> Problem details
Report each line of the entries that includes "icon" by copying it.

> Materials provided
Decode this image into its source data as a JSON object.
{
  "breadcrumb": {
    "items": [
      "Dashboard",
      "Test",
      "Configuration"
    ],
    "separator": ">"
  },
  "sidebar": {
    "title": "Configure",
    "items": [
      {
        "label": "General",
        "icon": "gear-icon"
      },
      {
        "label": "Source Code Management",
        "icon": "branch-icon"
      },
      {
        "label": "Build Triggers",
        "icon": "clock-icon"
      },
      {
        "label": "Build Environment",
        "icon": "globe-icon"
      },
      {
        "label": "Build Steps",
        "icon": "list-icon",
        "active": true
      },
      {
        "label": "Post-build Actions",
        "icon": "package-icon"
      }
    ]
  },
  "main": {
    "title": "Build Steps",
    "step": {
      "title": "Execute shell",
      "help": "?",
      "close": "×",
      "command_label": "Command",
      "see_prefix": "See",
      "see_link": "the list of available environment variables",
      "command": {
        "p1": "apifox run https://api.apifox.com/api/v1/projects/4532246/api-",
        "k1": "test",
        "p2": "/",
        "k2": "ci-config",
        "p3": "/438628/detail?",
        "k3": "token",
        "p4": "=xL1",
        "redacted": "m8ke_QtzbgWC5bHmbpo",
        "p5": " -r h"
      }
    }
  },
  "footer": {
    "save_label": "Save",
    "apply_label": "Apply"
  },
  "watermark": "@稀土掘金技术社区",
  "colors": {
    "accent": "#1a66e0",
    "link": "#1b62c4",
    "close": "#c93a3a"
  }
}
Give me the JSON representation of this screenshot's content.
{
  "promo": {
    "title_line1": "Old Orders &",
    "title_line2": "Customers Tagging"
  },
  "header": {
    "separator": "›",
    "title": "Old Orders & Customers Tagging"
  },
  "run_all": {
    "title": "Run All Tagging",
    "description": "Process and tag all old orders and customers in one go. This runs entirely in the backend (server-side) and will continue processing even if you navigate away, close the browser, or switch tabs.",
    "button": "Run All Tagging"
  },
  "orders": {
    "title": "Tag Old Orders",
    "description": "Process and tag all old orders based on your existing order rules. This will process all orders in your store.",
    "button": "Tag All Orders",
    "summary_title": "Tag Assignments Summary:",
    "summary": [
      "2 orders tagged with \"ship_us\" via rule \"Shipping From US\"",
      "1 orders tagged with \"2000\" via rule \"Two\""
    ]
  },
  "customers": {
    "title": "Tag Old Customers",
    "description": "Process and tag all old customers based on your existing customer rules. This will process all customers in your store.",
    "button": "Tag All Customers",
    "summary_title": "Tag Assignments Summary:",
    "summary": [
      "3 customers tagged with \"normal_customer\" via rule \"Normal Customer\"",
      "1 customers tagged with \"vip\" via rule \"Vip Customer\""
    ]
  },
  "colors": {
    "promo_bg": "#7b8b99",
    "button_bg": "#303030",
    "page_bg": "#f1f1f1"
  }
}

> Response to this task
        "icon": "gear-icon"
        "icon": "branch-icon"
        "icon": "clock-icon"
        "icon": "globe-icon"
        "icon": "list-icon",
        "icon": "package-icon"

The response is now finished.